TIME Mental Health/Psychology

Why Did You Just Yawn? Perhaps Your Brain’s Too Hot

A new study suggests people might yawn because their brains are too hot, not because they’re bored or tired. A group of researchers identified temperature as the only significant predictor of yawning, indicating yawns could be used to regulate brain temperature.

Chances are you read this sentence about yawning and you yawned. Right? Well, a new study suggests that you may not really be yawning because it’s contagious, or you’re bored or tired.

You’re actually yawning because your brain is too hot.

A group of researchers at the University of Vienna tested subjects in Austria and Arizona and tracked their activity, finding that that the only significant predicator of yawning was temperature: subjects were much more likely to yawn at higher temperatures. Other factors like sex, season, age, humidity, time spent outside, and hours of sleep the night before did not have a significant effect on the likelihood of a subject’s yawning.

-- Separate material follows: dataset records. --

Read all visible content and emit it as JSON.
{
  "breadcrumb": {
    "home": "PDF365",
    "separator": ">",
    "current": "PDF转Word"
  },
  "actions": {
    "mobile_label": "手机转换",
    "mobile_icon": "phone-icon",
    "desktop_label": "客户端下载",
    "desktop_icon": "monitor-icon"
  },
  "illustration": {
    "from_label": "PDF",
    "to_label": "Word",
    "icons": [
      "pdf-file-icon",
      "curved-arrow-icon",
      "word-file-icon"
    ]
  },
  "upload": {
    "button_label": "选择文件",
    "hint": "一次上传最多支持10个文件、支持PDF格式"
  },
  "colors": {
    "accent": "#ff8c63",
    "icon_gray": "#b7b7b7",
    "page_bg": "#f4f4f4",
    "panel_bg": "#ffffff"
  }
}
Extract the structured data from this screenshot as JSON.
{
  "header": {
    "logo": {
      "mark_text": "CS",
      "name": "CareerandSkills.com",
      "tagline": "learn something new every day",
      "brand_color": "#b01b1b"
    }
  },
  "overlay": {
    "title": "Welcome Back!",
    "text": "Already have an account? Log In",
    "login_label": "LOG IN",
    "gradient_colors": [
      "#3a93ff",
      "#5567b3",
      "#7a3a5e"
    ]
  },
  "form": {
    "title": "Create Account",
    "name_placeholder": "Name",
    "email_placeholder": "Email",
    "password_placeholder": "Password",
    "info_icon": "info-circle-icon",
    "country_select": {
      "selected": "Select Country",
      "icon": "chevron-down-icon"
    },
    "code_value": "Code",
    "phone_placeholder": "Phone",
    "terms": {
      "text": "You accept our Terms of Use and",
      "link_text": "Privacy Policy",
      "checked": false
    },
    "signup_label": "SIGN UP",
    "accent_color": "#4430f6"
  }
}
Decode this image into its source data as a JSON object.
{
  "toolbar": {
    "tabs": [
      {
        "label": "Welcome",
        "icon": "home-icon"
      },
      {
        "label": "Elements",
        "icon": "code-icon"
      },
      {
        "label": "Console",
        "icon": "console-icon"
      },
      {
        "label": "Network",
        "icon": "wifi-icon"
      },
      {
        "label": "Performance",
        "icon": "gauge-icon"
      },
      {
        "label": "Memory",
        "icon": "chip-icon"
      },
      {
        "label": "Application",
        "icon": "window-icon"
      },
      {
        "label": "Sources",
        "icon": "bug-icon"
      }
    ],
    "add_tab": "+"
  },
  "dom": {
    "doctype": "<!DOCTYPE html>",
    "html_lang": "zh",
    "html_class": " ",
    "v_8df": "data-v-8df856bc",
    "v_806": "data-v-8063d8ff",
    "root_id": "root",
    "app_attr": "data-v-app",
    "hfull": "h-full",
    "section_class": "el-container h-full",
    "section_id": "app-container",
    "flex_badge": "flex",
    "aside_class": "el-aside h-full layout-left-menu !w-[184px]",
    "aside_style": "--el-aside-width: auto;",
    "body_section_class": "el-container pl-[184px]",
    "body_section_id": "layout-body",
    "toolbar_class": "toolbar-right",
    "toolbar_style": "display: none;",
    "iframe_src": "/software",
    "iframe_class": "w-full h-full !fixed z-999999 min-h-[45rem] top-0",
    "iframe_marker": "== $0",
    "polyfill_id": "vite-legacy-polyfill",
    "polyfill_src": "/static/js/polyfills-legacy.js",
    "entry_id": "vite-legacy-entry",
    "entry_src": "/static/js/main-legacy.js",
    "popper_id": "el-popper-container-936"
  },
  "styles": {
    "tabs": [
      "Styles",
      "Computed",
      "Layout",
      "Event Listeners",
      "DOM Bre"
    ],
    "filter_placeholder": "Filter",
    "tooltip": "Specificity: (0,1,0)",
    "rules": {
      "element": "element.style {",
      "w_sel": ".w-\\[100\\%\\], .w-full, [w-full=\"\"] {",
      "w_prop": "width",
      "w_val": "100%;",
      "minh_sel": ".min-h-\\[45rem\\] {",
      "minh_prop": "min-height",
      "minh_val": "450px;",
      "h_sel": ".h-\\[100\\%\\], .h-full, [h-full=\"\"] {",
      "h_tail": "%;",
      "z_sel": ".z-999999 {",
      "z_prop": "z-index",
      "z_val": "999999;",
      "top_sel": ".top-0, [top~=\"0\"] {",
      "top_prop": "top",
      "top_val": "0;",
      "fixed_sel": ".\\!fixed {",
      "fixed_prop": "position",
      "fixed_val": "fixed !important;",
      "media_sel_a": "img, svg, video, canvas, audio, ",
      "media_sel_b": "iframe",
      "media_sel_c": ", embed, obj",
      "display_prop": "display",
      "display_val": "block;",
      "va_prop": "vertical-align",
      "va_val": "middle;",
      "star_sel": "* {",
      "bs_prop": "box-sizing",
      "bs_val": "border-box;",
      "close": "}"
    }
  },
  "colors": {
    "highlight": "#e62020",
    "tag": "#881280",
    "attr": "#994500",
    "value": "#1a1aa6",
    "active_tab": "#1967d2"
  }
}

Ultimately, it appears that yawning is related to regulating brain temperature and creating a state where arousal in a yawner can be achieved. The idea is that if it’s hot, but still cool enough so that a large intake of air will bring your body temperature down, you’re in perfect storm territory for yawns.

The study builds on research that shows that in both rats and humans, yawns are preceded by intermittent rises in brain temperatures, and that brain temperature decreases immediately afterward.

Your browser, Internet Explorer 8 or below, is out of date. It has known security flaws and may not display all features of this and other websites.

Learn how to update your browser